- Jerry may have been right. Jerry McGuire’s mission statement — less money, fewer clients — might be the answer for you. Downsizing your company isn’t a failure if it’s a conscious choice that you make for your happiness.
Any takers? For me, the right option was to sell and exit. The business had value that I had worked for. I didn’t want to shrink and lose value, I wanted to build on that value for my company and my employees.
- Could somebody else do this? I’ve always said as a business owner you can pay yourself in time or money but never both. If you don’t like doing certain things, maybe you need to hire people who do. Yes, you will spend more in payroll. But if it keeps the passion alive in the business, ultimately that will result in revenue growth through innovation.
- Listen to the Kit-Kat. Give yourself a break. Every time I have really unplugged from my business I have come back with better ideas on how to run it. The answer might be under your nose, it’s just hard to see it when you are constantly fielding daily tasks.
- Sweat it out. When the business overwhelmed me with things I didn’t like, I stopped exercising. My extra energy turned into anxiety, which wasn’t productive for decision-making. When I was exiting at the age of 40, I started riding my bike. I just rode the 30-mile square to square, and now I’m training for the 62-mile Tour de Tacos. It’s a small accomplishment. But I’m proud of it, and I feel better and think better when I exercise.
- Will it. I don’t know you. You know you. You know what it takes to find your passion when it’s lost. We all need an Apollo Creed saying “Eye of the tiger, Rock. Eye of the tiger.” Turn to that adviser and start making the decisions to lead you back to your passion.

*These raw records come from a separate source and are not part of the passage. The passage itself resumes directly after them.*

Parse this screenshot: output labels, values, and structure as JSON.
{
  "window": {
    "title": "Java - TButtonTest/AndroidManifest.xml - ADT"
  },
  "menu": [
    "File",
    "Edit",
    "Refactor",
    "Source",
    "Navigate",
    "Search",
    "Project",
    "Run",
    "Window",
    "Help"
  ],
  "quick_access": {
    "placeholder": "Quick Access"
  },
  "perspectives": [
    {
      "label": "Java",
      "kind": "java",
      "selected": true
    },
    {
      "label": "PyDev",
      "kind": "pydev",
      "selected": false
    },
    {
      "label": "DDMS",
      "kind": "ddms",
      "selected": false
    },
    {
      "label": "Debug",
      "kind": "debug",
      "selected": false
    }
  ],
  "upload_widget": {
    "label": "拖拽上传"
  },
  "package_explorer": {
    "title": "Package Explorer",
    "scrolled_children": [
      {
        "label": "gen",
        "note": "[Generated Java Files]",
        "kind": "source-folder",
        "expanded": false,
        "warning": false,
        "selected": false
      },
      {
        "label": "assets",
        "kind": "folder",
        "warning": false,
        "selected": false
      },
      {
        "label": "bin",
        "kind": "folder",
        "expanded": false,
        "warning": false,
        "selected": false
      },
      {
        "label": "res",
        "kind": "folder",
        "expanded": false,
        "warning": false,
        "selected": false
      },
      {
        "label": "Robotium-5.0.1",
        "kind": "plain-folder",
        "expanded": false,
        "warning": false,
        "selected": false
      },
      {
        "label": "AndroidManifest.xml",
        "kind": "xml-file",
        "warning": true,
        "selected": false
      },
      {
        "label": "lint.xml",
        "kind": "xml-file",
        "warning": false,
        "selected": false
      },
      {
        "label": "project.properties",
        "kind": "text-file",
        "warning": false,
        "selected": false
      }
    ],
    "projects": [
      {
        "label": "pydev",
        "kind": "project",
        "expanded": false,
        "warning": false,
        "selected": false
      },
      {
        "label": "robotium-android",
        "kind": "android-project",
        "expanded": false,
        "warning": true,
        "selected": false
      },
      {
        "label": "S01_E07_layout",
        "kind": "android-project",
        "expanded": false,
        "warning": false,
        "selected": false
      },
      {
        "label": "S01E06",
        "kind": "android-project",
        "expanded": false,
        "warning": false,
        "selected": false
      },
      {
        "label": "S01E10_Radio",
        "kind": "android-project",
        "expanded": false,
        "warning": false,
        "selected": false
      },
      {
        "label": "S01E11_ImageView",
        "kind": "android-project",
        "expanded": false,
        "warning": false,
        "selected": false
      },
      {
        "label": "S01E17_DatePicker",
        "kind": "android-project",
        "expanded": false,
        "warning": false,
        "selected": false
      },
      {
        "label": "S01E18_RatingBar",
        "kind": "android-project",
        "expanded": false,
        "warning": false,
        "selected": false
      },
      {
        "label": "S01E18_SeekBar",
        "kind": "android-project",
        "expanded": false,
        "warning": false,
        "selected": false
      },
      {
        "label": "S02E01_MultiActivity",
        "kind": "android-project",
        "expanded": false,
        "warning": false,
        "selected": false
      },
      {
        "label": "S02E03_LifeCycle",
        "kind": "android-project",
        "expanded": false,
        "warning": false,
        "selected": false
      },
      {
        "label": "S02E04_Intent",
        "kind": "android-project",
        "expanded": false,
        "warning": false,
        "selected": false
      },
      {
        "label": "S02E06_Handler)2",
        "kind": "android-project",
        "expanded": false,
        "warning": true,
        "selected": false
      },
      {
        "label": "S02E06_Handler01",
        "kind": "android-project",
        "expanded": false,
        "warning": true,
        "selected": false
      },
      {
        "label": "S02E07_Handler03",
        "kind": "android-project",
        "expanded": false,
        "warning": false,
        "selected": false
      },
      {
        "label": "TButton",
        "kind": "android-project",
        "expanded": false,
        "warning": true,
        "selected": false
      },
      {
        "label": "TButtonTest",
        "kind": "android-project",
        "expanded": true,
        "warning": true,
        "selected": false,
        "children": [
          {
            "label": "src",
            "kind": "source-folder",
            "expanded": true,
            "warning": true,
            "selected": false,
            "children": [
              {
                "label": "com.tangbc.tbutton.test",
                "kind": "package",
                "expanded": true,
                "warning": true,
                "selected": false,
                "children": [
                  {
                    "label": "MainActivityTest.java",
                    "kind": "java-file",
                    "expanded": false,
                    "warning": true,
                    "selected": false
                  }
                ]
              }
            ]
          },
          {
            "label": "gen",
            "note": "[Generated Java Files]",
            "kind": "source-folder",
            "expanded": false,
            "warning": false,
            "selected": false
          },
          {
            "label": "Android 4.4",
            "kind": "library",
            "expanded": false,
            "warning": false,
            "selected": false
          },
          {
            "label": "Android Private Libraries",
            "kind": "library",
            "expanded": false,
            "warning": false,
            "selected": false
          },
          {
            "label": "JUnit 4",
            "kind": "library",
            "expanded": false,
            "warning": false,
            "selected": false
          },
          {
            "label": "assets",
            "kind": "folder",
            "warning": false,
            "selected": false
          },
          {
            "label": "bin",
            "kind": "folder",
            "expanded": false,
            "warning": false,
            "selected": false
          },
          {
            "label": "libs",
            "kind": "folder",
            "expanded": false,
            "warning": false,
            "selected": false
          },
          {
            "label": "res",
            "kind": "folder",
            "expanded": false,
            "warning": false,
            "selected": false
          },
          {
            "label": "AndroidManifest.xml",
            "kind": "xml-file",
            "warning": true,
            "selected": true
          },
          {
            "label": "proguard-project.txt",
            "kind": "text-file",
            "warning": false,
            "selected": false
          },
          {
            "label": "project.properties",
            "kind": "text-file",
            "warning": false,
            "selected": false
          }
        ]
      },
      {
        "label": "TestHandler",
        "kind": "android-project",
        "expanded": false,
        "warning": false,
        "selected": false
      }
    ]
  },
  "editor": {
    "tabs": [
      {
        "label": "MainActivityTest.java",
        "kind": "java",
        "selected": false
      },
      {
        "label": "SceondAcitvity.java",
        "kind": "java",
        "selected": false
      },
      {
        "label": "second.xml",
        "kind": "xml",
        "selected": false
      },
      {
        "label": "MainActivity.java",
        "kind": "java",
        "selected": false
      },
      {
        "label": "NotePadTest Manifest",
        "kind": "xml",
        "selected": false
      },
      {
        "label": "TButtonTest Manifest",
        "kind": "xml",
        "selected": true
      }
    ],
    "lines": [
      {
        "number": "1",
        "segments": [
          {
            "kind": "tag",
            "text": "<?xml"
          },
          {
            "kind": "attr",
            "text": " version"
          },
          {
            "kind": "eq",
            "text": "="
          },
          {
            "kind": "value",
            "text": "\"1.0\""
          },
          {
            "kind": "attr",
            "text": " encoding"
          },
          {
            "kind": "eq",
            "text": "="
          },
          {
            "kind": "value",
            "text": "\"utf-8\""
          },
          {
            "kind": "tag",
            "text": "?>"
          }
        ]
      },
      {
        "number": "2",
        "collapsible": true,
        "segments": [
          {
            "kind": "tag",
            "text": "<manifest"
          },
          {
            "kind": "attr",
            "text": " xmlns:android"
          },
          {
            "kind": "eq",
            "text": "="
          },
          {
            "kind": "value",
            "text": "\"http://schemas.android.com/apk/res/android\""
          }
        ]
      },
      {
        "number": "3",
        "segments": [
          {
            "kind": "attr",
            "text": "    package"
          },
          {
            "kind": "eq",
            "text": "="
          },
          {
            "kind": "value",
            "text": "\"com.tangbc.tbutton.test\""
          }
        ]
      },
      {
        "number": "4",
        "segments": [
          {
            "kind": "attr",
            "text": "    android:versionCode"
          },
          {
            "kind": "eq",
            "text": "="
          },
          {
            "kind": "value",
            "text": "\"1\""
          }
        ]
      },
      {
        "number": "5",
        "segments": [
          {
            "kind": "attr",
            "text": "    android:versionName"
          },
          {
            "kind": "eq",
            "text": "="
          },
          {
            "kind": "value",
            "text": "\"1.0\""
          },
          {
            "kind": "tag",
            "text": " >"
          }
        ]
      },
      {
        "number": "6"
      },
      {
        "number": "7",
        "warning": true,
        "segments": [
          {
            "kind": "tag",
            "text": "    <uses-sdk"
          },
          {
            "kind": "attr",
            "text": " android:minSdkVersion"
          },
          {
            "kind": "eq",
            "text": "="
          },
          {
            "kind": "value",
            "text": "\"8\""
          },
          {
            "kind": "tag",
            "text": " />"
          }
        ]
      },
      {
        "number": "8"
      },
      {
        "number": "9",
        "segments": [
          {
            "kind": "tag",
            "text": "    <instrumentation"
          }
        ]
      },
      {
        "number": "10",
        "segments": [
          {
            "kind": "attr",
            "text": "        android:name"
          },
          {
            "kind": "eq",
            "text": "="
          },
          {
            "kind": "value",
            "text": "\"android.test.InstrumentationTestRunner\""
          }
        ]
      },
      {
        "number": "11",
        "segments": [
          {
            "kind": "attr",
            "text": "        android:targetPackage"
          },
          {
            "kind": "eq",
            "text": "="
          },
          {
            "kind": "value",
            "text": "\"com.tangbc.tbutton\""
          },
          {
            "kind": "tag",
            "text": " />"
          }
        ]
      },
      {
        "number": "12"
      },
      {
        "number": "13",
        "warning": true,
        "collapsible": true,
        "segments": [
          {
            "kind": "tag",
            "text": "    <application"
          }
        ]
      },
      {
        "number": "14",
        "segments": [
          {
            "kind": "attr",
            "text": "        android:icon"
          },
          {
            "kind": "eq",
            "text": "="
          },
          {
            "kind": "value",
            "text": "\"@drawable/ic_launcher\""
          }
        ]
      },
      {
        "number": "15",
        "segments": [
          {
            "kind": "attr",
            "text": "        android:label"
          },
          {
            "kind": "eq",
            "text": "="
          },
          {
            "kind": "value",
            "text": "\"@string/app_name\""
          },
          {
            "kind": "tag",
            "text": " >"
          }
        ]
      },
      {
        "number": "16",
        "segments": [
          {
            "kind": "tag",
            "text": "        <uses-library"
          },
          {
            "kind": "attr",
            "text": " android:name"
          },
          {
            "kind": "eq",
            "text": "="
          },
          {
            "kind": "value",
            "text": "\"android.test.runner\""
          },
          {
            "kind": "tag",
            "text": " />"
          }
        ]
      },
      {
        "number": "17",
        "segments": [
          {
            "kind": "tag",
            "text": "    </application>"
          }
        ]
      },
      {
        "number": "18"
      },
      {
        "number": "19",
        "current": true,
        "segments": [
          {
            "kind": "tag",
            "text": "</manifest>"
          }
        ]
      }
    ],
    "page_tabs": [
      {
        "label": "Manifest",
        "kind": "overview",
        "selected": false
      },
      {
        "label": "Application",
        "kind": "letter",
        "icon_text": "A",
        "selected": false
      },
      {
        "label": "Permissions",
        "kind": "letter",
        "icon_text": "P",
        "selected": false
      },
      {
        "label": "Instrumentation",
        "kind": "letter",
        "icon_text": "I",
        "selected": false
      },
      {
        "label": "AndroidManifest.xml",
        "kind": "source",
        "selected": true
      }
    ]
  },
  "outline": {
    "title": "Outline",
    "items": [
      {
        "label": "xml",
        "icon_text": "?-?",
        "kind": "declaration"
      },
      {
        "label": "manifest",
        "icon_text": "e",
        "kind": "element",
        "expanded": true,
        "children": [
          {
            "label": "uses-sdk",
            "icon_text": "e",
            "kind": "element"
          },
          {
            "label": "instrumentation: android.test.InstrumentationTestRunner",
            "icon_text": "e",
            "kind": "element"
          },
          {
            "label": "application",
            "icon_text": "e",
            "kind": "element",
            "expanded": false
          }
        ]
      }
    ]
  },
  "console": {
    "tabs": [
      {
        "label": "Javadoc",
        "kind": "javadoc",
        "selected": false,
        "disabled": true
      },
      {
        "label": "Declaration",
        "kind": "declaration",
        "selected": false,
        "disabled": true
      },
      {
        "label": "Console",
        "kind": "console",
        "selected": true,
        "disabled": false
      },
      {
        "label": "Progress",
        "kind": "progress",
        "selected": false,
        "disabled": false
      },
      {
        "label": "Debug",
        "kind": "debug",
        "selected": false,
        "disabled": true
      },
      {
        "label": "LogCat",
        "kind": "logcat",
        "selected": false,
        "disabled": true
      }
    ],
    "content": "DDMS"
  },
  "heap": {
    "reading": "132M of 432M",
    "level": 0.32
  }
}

Brian O’Connell is the owner of Transworld Business Advisors of Northwest Arkansas, specializing in small business sales and acquisition. Brian sold two of his own businesses prior to helping others with their business sales and acquisition goals. You can reach him at [email protected] or 479-717-7740. The opinions expressed are those of the author.